# PROBLEM TO SOLVE
Scan the entries below for the word "verwenden". Copy each line that has it.

# Entries taken from a collection
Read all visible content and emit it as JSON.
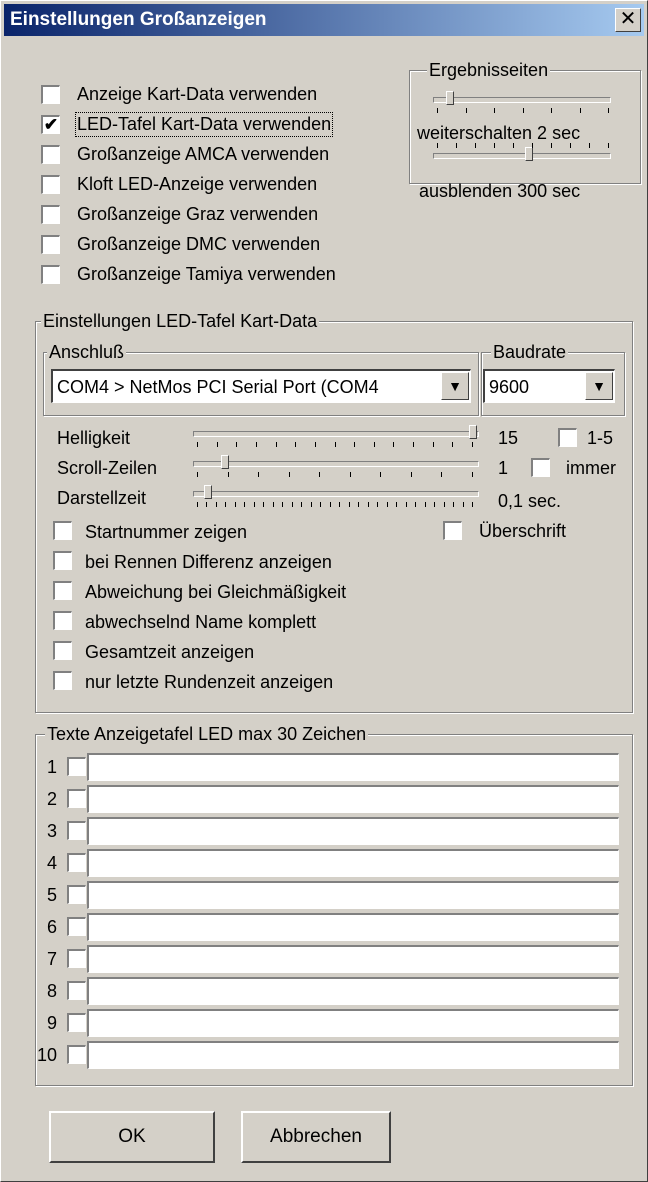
{
  "window": {
    "title": "Einstellungen Großanzeigen",
    "close_glyph": "✕"
  },
  "display_options": [
    {
      "label": "Anzeige Kart-Data verwenden",
      "checked": false
    },
    {
      "label": "LED-Tafel Kart-Data verwenden",
      "checked": true
    },
    {
      "label": "Großanzeige AMCA verwenden",
      "checked": false
    },
    {
      "label": "Kloft LED-Anzeige verwenden",
      "checked": false
    },
    {
      "label": "Großanzeige Graz verwenden",
      "checked": false
    },
    {
      "label": "Großanzeige DMC verwenden",
      "checked": false
    },
    {
      "label": "Großanzeige Tamiya verwenden",
      "checked": false
    }
  ],
  "ergebnisseiten": {
    "title": "Ergebnisseiten",
    "weiterschalten_label": "weiterschalten 2 sec",
    "weiterschalten_level": 0.08,
    "ausblenden_label": "ausblenden 300 sec",
    "ausblenden_level": 0.55
  },
  "led_settings": {
    "title": "Einstellungen LED-Tafel Kart-Data",
    "anschluss_title": "Anschluß",
    "port_value": "COM4  > NetMos PCI Serial Port (COM4",
    "baudrate_title": "Baudrate",
    "baudrate_value": "9600",
    "helligkeit_label": "Helligkeit",
    "helligkeit_value": "15",
    "helligkeit_level": 1.0,
    "range_label": "1-5",
    "scroll_label": "Scroll-Zeilen",
    "scroll_value": "1",
    "scroll_level": 0.1,
    "immer_label": "immer",
    "darstell_label": "Darstellzeit",
    "darstell_value": "0,1 sec.",
    "darstell_level": 0.04,
    "ueberschrift_label": "Überschrift",
    "options": [
      {
        "label": "Startnummer zeigen"
      },
      {
        "label": "bei Rennen Differenz anzeigen"
      },
      {
        "label": "Abweichung bei Gleichmäßigkeit"
      },
      {
        "label": "abwechselnd Name komplett"
      },
      {
        "label": "Gesamtzeit anzeigen"
      },
      {
        "label": "nur letzte Rundenzeit anzeigen"
      }
    ]
  },
  "texte": {
    "title": "Texte Anzeigetafel LED  max 30 Zeichen",
    "rows": [
      "1",
      "2",
      "3",
      "4",
      "5",
      "6",
      "7",
      "8",
      "9",
      "10"
    ]
  },
  "buttons": {
    "ok": "OK",
    "cancel": "Abbrechen"
  }
}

# TASK SOLUTION
      "label": "Anzeige Kart-Data verwenden",
      "label": "LED-Tafel Kart-Data verwenden",
      "label": "Großanzeige AMCA verwenden",
      "label": "Kloft LED-Anzeige verwenden",
      "label": "Großanzeige Graz verwenden",
      "label": "Großanzeige DMC verwenden",
      "label": "Großanzeige Tamiya verwenden",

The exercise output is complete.